According to provisional data of Pakistan Bureau of Statistics, during July-August 2021, exports stood at 4.58 billion dollars while imports widened to 11.74 billion, leading to $7.16 billion trade deficit.
In other words, the trade deficit has usurped the inflows of remittances for July-August 2021 and IMF loan of $2.8 billion, released on 23rd of August. This factor is also driving up value of dollar which mounted to 168.50 rupees in open market today.
In August 2021, the second month of the current financial year witnessed 133 percent staggering growth in trade deficit driven largely by an almost triple increase in the country’s imports compared to exports. Imports in August crossed $6 billion ($6.3 billion) against $3.32 billion in same month last year.
A spike was noted in trade deficit for the second consecutive month as merchandise trade deficit mounted to $4.05 billion in August against $1.740 billion over the corresponding month last year.
The trade deficit might cause pressure on the external side, but government officials believe that increase in remittances, growth in export proceeds and Roshan Digital Account will help mitigate the pressure to a large extent.
The initial estimates show that the rising import bill might push the current account to more than $20 billion in the FY22. Trade deficit had reached an all-time high of $37.7bn in FY18. However, the government measures led to a drop to $31.8bn in FY19 and $23.183bn in FY20. The trend reversed and trade deficit was recorded at $30.796bn in FY21.
The trade gap has been widening since December last year, mainly led by exponential growth in imports and comparatively slow growth in exports.
The import bill in August rose by 89.9pc to $6.31 billion against $3.32 billion over the corresponding month of last year. On the month-on-month basis, the import bill increased by 12.7pc.
In the last fiscal year (FY21), the import bill surged by 25.8pc to $56.091 billion from $44.574 billion the previous year.

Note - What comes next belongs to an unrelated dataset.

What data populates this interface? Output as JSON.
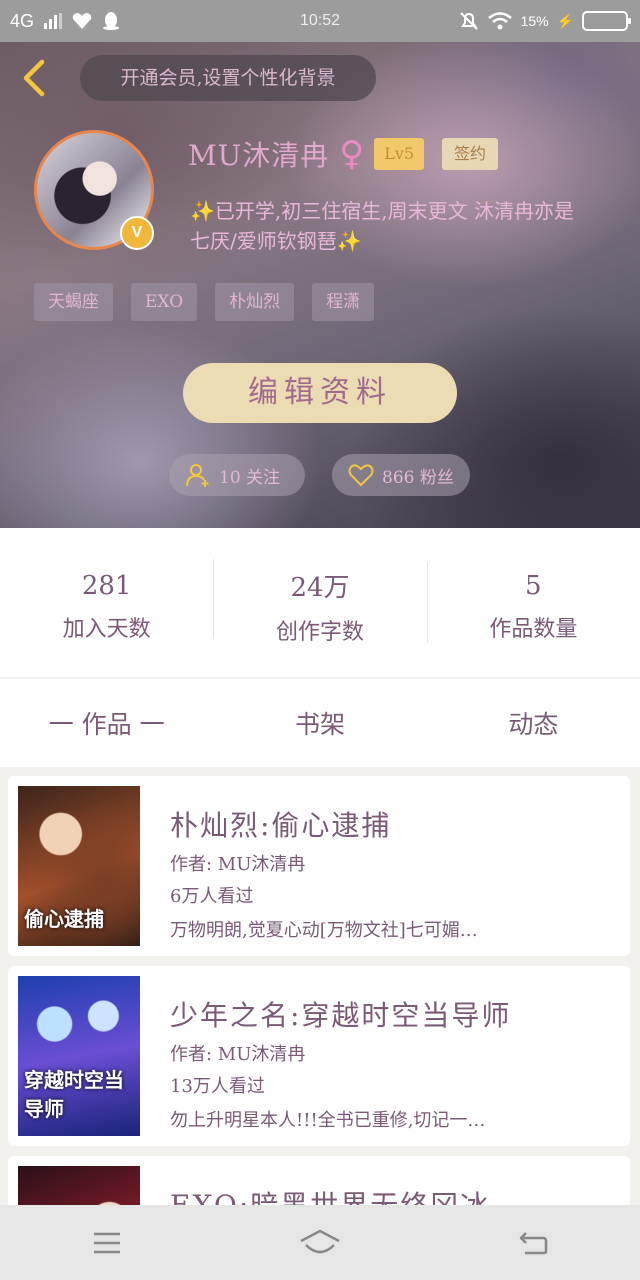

Adviser on Commerce and Investment Abdul Razak Dawood said maximum imports comprised raw materials and capital goods because industries were working on full capacity.
The government has carried out maximum tariff rationalisation on raw materials and capital goods during the past two years to spur industrialisation in the country. “This will be the game changer,” the adviser said, adding that this was the silent revolution in the country’s history because of cheaper imports.
Mr Dawood said that as per the State Bank of Pakistan’s statistics around 628 businesses had acquired concessionary bank loans worth Rs435.7bn for setting up new businesses and/or expanding their existing production lines in Pakistan under the Temporary Economic Refinance Facility.
He said imports were made on the import of machinery related to textiles, leather, chemicals, etc. He said imports of machinery were being made of several products. “This is a positive sign for the economy,” he said.
The adviser said the oil prices also increased substantially, which pushed up import bill because of high demand for energy in the domestic market. He said the government had a backup plan to sustain the pressure on external side.
The average monthly exports had stagnated at around $2.2 billion for the past few years. An announcement by the commerce ministry said that growth in exports was affected by shipments’ delays due to heavy rains. The exports for August are short by $143 million of the monthly target of $2.4 billion, it said.
“I urge the exporters to double their efforts to market their exports in order to achieve our target,” Mr Dawood said in a Twitter message.
The increase in import bill also helped the Federal Board of Revenue (FBR) to post substantial growth in revenue collection on import stage. It is clear from a robust growth of 67pc posted in customs collection alone in August from a year ago.
The FBR also collects sales tax and withholding tax at import stage, which gained hefty growth mainly because of rising imports.
Exports posted a growth year-on-year by 42.5pc to $2.25 billion in August against $1.58 billion over the corresponding month of last year.